What it does do, though, is force me to think about the passage of time. It forces me to think about the fact that my son is thirteen--thirteen!--and a mere two months away from fourteen. It then forces me, since his birthday is in the summer, to think about other summer birthdays, and when I think of other summer birthdays, the first one that comes to mind is my sister's; after all, ever since I've been on this earth, her birthday has been a part of my summer.

And you know what?

This summer's birthday is a big one.

This summer's birthday is a milestone.

This summer's birthday is  

Did you see that?

Did you comprehend it??

Do you understand???

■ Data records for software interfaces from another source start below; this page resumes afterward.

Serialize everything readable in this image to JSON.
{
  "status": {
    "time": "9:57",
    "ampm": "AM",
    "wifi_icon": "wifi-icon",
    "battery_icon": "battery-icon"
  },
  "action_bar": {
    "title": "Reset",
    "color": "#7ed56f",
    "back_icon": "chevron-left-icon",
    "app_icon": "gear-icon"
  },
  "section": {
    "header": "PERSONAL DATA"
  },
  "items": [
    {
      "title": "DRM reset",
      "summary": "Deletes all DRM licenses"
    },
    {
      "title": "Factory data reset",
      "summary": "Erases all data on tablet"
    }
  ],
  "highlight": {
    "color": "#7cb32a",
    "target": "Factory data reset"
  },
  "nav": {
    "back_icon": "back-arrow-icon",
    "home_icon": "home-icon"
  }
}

My sister is turning 40.

My sister, who used to wear crazy leopard-skin-patterned spandex and concert shirts, is turning 40.

My sister, who used to try to smother me with a pillow when I snored too loudly, is turning 40.

who used to ride her bike to the mud track with me
who slept with a snake cube in the shape of a cross after seeing Salem's Lot
who used to dress up, alongside me, in her ice skating dress, and pretend she was in an evening gown
who used to sit with me, looking at catalogs from JC Penney and Spiegel and Burdines, planning every single detail of our house down to the place mats
who threw herself on the ground and tore up her Bon Jovi ticket because my dad wouldn't let us see them at the Sportatorium for Slippery When Wet
who lost her virginity while I was in the same room
who shared her first apartment with me
who had her heart broken by fuckface Bily Bowin
who went to Antonio's for pizza once and disappeared for over 8 hours
who used to come home from school and tell me about the cute boy named Paul who liked her Megadeth shirt
who used to go to the Edge with me almost every week and sometimes fall asleep
who once got so sunburned after slathering up with baby oil, she drenched her body in milk
who loved Scott Baio and Simon LeBon
who panicked and abandoned me at Hollywood beach after I passed out on the broadwalk
who danced with me on the bar at the Shuckums Christmas party
who sings Kiki Dee to my Elton John
who taught me the Chantilly Lace dance
is turning 40.

My sister, who's a mere 17 months and 3 days older than I, will be 40.

How, I ask--
how can this be? 

How can it be that in 77 days--that's less than 3 months, people--my sister, hallmark of my childhood, symbol of my youth, who will forever be an awkward preteen blow drying the curls out of her hair beyond repair, will turn 40?

And what does that mean for me?

(Shh--don't speak.)